Dactylogyrus spp are a monogenean parasite of fish. Dactylogyrus lays eggs and is principally a parasite of the gills.
Monogenean trematodes, which have direct life cycles, are common, highly pathogenic, obligatory parasites of the skin and gills. They are ~0.1-0.8 mm long and are best seen microscopically. So far, more than 70 species belong to the genus Dactylogyrus have been reported from wild and farmed freshwater fishes. Dactylogyrus is one of the largest genera of parasitic helminthes, approximately 95% of them are parasites of the gills of fishes in the family Cyprinidae. D. anchoratus and D. extensus need special attention due to their low host-specificity and high tolerance to a wide range of temperature and salinity. These characteristics make them the most successful among invading parasites of fishes.
This parasite attaches to the base of primary filaments where osmoregulating chloride cells are located. Therefore, infection with the parasite could be dangerous and harmful especially for the fries in hatcheries.
The worms can be identified by their characteristic hold-fast organ, the haptor, which is armed with large and small hooks. Aquarium and cultured fish are subject to a rapid buildup of parasites by continuous infection and worm transfer to other fish in the tank or pond. Although many species are host-specific, the more common types seen in aquaria are less selective.
- King, S. D. and D. K. Cone. (2009) Infections of Dactylogyrus pectenatus (Monogenea: Dactylogyridae) on Larvae of Pimephales promelas (Teleostei: Cyprinidae) in Scott Lake, Ontario, Canada. Comparative Parasitology 76:110–112
- Gibson, DI; Timofeeva, TA and Gerasev, PIA (1996) Catalogue of the nominal species of the monogenean genus Dactylogyrus Diesing, 1850 and their host genera. Syst Parasitol 35: 3-48

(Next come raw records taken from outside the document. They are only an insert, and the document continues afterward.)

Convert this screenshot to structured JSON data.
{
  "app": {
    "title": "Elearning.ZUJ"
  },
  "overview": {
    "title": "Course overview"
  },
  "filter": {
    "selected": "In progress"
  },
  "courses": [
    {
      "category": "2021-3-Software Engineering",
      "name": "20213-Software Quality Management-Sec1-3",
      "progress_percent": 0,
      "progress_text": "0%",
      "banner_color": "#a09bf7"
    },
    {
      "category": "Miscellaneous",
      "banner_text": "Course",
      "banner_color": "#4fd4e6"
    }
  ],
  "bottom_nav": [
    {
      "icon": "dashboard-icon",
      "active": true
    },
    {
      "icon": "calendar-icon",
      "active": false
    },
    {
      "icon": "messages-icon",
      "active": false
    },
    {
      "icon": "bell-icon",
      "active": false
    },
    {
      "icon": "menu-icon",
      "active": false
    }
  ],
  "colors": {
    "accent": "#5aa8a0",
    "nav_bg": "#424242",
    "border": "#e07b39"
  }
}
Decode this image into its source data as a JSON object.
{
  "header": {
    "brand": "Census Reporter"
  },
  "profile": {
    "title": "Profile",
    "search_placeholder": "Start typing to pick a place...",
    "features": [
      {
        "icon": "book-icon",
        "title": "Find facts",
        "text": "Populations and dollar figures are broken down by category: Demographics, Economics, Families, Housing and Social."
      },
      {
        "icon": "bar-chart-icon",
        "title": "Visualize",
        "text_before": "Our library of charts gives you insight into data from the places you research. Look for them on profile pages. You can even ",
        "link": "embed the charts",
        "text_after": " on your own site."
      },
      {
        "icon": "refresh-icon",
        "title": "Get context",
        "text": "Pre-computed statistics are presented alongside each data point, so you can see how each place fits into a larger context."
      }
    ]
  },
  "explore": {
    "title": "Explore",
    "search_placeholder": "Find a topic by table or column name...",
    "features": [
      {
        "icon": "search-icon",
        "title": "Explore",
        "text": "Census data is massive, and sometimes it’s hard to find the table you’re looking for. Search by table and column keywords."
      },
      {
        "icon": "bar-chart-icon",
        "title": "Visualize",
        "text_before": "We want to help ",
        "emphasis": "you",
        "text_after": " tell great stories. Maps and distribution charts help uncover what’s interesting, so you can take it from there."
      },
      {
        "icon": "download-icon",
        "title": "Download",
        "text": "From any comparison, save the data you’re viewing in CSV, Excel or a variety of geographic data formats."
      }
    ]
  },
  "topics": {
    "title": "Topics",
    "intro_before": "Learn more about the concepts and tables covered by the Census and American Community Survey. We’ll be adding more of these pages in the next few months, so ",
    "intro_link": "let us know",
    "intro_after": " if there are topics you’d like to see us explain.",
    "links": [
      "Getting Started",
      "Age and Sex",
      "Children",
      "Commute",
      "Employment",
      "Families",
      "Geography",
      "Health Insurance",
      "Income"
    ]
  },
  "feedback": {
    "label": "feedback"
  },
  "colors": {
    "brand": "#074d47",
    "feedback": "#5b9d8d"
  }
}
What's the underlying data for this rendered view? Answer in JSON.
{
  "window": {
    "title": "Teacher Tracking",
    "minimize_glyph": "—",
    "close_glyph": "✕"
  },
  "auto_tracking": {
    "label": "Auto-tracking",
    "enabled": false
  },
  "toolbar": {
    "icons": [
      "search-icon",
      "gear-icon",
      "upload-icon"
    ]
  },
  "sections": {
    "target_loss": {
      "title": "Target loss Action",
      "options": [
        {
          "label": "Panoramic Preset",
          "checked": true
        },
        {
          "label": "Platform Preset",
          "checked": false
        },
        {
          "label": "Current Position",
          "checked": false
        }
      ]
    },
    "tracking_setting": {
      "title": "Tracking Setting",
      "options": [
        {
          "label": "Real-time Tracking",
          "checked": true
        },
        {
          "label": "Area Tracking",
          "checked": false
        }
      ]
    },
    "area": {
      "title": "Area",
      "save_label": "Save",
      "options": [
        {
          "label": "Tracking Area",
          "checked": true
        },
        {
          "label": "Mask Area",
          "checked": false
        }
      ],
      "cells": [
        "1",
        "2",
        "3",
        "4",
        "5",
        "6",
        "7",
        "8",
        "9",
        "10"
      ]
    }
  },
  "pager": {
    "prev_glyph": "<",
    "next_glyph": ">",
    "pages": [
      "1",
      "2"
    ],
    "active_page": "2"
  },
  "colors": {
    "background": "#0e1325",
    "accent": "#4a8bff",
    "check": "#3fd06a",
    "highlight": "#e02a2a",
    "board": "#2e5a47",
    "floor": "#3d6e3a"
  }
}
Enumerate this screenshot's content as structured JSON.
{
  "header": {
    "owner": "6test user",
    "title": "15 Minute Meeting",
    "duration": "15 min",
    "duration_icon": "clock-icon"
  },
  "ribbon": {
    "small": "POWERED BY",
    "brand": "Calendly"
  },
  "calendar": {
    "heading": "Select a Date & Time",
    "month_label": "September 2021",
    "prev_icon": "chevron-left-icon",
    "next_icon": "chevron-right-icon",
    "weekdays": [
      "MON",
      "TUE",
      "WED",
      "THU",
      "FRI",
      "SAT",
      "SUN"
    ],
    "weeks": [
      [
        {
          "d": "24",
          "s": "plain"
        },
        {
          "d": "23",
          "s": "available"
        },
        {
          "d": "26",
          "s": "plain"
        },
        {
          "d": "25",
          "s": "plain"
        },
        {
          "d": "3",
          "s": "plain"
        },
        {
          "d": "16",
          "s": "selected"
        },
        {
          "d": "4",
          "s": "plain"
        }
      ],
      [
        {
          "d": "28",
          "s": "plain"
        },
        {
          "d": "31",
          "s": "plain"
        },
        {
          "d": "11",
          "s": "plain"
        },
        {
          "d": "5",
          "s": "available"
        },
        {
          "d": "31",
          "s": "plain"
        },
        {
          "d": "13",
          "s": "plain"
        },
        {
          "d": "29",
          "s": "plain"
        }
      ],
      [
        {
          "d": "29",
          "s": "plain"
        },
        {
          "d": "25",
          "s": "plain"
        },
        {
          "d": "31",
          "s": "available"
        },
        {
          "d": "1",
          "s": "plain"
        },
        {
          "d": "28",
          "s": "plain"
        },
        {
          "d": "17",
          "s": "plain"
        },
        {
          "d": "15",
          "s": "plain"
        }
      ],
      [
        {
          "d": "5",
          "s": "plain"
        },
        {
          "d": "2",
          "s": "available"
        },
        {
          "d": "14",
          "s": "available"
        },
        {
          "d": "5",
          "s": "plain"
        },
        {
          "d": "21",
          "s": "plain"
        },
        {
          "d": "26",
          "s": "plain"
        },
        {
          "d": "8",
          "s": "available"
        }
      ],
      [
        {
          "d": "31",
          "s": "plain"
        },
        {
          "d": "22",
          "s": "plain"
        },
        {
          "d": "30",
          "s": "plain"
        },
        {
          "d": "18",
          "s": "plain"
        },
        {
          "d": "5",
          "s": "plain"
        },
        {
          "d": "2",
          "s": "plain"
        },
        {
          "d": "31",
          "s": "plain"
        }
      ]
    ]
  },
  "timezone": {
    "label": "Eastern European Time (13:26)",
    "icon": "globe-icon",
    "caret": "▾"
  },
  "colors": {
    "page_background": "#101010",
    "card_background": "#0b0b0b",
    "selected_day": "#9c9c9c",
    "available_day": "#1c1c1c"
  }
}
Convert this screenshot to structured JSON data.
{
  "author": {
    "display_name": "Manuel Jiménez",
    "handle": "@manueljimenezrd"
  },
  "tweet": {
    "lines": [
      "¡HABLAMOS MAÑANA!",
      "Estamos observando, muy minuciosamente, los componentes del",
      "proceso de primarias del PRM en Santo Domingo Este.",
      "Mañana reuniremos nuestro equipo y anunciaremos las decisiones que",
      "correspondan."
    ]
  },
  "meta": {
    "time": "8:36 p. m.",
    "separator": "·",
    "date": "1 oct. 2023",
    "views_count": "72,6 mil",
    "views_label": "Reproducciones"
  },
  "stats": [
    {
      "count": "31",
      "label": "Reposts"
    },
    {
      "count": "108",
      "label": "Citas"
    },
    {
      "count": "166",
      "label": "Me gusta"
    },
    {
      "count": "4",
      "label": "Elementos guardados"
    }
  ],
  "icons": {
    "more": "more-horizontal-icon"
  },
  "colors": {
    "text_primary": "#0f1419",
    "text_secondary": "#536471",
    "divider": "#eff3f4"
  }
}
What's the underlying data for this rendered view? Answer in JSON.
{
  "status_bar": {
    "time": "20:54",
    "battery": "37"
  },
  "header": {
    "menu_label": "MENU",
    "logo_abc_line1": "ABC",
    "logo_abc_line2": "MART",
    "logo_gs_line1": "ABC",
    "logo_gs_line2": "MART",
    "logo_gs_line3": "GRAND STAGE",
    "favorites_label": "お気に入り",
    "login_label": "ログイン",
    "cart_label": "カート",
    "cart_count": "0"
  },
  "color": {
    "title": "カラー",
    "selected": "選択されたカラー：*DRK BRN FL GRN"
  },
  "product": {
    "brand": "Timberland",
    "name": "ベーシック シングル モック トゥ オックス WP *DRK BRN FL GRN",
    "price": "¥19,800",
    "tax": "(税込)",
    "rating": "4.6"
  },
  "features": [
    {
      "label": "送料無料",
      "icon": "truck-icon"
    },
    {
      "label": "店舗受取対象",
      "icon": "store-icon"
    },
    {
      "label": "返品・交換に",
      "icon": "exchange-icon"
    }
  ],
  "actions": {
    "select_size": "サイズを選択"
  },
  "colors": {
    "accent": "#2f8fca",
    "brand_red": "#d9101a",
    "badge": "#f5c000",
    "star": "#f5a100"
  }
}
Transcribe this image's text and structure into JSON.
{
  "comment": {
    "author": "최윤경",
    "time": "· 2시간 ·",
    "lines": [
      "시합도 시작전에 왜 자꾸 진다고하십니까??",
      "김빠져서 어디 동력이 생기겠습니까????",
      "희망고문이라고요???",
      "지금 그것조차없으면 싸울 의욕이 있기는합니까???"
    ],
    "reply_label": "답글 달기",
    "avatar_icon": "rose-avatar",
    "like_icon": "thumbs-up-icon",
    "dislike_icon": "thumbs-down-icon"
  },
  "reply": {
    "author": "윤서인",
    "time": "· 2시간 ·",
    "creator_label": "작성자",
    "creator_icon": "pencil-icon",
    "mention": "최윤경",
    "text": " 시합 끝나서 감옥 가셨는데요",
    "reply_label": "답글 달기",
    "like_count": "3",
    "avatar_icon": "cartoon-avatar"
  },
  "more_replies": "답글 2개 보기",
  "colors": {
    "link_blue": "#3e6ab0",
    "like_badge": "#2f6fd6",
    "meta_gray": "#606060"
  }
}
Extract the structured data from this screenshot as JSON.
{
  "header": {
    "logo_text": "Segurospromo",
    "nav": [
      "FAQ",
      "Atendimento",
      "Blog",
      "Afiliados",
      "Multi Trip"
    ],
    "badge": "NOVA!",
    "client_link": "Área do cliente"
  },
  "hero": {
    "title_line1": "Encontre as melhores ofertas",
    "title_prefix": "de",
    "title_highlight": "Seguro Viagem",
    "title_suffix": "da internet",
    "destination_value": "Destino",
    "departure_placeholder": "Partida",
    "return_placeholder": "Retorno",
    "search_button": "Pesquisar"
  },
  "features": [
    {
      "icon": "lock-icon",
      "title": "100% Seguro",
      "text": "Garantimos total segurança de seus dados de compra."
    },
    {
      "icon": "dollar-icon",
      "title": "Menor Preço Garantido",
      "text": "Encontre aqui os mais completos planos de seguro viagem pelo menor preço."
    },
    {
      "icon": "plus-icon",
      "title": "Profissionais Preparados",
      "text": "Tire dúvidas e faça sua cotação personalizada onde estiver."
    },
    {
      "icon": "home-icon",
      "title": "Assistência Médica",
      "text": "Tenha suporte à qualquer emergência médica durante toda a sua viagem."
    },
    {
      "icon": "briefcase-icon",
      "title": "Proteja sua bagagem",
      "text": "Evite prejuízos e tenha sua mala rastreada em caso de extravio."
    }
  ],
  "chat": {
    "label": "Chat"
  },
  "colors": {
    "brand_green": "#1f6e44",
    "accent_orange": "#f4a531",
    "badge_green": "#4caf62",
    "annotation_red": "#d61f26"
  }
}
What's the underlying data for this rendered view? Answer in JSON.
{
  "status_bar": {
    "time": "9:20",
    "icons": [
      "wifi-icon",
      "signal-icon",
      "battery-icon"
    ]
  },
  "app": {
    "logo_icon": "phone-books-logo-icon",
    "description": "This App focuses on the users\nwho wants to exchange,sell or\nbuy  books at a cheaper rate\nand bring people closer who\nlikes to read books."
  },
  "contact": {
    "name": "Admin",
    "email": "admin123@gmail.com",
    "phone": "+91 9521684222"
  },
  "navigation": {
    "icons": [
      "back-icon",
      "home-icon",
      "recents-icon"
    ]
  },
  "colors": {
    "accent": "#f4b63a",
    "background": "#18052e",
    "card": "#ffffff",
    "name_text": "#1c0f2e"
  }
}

- Kollman, A (1972). Dactylogyrus vastator Nybelin, 1924 (Trematoda: Monogenoidea) as pathogens on gills of carp (Cyprinus carpio L). Z Wiss Zool 185:1-54
- Merck Veterinary Manual